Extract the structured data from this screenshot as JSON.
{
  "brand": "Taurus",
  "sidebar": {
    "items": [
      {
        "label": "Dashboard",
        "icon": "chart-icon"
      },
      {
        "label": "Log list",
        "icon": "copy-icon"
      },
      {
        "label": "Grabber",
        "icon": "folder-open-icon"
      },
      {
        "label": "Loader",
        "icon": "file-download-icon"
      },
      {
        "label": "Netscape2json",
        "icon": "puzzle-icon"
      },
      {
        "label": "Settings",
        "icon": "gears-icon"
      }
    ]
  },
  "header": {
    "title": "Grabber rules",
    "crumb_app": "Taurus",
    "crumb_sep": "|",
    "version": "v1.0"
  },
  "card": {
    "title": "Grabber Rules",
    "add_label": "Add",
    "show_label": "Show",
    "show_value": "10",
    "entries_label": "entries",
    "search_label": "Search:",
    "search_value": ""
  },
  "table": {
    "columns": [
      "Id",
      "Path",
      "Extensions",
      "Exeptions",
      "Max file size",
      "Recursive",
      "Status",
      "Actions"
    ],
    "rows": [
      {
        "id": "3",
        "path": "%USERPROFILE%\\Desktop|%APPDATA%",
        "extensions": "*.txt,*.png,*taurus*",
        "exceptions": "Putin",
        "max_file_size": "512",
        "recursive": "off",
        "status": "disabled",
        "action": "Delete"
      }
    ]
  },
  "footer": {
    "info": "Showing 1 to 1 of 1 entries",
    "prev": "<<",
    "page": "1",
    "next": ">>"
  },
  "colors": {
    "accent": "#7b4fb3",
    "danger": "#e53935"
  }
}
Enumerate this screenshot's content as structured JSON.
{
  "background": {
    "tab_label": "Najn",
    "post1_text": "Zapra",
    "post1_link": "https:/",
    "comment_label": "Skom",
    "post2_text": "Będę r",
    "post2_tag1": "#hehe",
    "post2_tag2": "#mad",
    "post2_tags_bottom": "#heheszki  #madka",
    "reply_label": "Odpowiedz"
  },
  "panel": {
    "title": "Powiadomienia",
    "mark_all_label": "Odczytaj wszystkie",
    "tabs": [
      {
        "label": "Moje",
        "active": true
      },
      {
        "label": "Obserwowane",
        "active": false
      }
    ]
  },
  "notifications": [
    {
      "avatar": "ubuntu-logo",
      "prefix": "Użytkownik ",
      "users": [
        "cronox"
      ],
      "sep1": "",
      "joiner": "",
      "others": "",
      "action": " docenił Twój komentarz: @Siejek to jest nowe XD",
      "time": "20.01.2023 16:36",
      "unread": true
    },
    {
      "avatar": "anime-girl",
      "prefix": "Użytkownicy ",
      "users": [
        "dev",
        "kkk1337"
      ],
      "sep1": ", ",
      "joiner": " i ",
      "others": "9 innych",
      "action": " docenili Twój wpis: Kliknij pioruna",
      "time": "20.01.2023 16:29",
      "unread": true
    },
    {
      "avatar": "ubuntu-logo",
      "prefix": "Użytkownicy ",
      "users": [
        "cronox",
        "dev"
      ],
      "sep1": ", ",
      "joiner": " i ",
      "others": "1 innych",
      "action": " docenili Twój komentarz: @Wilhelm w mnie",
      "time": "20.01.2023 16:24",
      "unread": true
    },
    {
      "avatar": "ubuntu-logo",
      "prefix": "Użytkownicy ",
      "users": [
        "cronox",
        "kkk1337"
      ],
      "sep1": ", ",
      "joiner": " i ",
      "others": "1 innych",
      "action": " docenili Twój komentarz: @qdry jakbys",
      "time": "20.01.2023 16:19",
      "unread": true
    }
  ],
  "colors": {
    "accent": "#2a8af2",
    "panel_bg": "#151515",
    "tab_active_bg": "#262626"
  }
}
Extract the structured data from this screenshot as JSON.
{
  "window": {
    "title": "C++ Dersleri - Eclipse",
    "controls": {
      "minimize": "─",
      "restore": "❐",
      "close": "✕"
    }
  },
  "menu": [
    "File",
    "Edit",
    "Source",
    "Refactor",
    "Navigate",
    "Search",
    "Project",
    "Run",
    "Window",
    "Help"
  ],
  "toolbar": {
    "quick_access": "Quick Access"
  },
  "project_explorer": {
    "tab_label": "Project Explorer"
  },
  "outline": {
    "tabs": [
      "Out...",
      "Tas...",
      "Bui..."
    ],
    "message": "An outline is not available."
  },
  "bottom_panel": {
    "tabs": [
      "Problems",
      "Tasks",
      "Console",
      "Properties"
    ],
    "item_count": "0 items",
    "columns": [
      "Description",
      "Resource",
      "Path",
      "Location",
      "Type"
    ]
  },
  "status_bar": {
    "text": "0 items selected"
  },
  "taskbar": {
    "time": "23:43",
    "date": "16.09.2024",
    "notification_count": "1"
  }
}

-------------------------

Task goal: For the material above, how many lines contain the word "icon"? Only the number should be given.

Answer to this exercise: 6